Task prompt: Without changing a character, return the entries, but not the images they hold.

[Website and app data records]

• • • •

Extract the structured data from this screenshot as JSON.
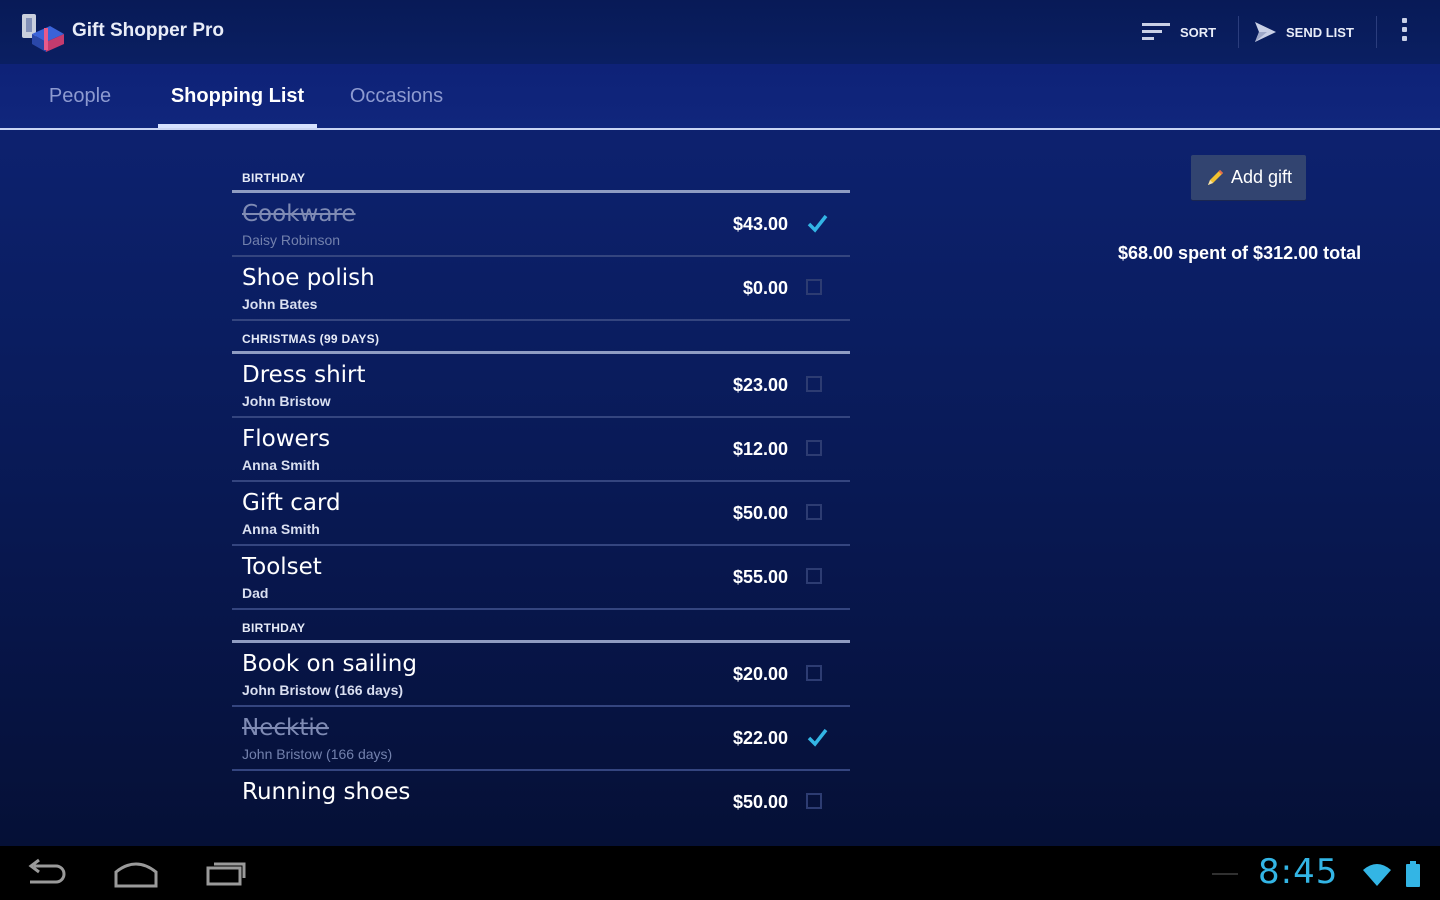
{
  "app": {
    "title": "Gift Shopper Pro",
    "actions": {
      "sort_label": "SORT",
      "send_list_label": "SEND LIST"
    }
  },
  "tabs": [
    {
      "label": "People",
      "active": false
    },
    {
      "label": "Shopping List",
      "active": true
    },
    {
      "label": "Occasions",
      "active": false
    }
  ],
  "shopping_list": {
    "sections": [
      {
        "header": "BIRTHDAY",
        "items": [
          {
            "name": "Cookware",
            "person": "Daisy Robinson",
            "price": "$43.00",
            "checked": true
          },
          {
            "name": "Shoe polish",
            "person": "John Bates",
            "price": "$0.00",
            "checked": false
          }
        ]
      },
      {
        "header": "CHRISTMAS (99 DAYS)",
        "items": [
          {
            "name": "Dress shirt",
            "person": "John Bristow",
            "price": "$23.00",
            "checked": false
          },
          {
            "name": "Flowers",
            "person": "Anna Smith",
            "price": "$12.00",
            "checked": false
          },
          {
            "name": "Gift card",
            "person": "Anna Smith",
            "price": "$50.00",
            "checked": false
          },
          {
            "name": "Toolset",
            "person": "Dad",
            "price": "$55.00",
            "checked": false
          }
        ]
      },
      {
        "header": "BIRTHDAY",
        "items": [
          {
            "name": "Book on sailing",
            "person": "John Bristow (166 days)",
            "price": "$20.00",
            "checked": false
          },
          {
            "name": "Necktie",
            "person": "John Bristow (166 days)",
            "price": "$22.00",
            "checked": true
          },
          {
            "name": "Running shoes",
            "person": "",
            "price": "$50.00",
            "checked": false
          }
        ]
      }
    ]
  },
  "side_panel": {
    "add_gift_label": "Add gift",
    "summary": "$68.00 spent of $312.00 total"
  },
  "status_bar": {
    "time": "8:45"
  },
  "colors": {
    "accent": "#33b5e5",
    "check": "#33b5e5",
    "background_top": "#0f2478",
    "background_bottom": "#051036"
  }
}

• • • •

Task response:
Extract the structured data from this screenshot as JSON.
{
  "app": {
    "title": "Gift Shopper Pro",
    "actions": {
      "sort_label": "SORT",
      "send_list_label": "SEND LIST"
    }
  },
  "tabs": [
    {
      "label": "People",
      "active": false
    },
    {
      "label": "Shopping List",
      "active": true
    },
    {
      "label": "Occasions",
      "active": false
    }
  ],
  "shopping_list": {
    "sections": [
      {
        "header": "BIRTHDAY",
        "items": [
          {
            "name": "Cookware",
            "person": "Daisy Robinson",
            "price": "$43.00",
            "checked": true
          },
          {
            "name": "Shoe polish",
            "person": "John Bates",
            "price": "$0.00",
            "checked": false
          }
        ]
      },
      {
        "header": "CHRISTMAS (99 DAYS)",
        "items": [
          {
            "name": "Dress shirt",
            "person": "John Bristow",
            "price": "$23.00",
            "checked": false
          },
          {
            "name": "Flowers",
            "person": "Anna Smith",
            "price": "$12.00",
            "checked": false
          },
          {
            "name": "Gift card",
            "person": "Anna Smith",
            "price": "$50.00",
            "checked": false
          },
          {
            "name": "Toolset",
            "person": "Dad",
            "price": "$55.00",
            "checked": false
          }
        ]
      },
      {
        "header": "BIRTHDAY",
        "items": [
          {
            "name": "Book on sailing",
            "person": "John Bristow (166 days)",
            "price": "$20.00",
            "checked": false
          },
          {
            "name": "Necktie",
            "person": "John Bristow (166 days)",
            "price": "$22.00",
            "checked": true
          },
          {
            "name": "Running shoes",
            "person": "",
            "price": "$50.00",
            "checked": false
          }
        ]
      }
    ]
  },
  "side_panel": {
    "add_gift_label": "Add gift",
    "summary": "$68.00 spent of $312.00 total"
  },
  "status_bar": {
    "time": "8:45"
  },
  "colors": {
    "accent": "#33b5e5",
    "check": "#33b5e5",
    "background_top": "#0f2478",
    "background_bottom": "#051036"
  }
}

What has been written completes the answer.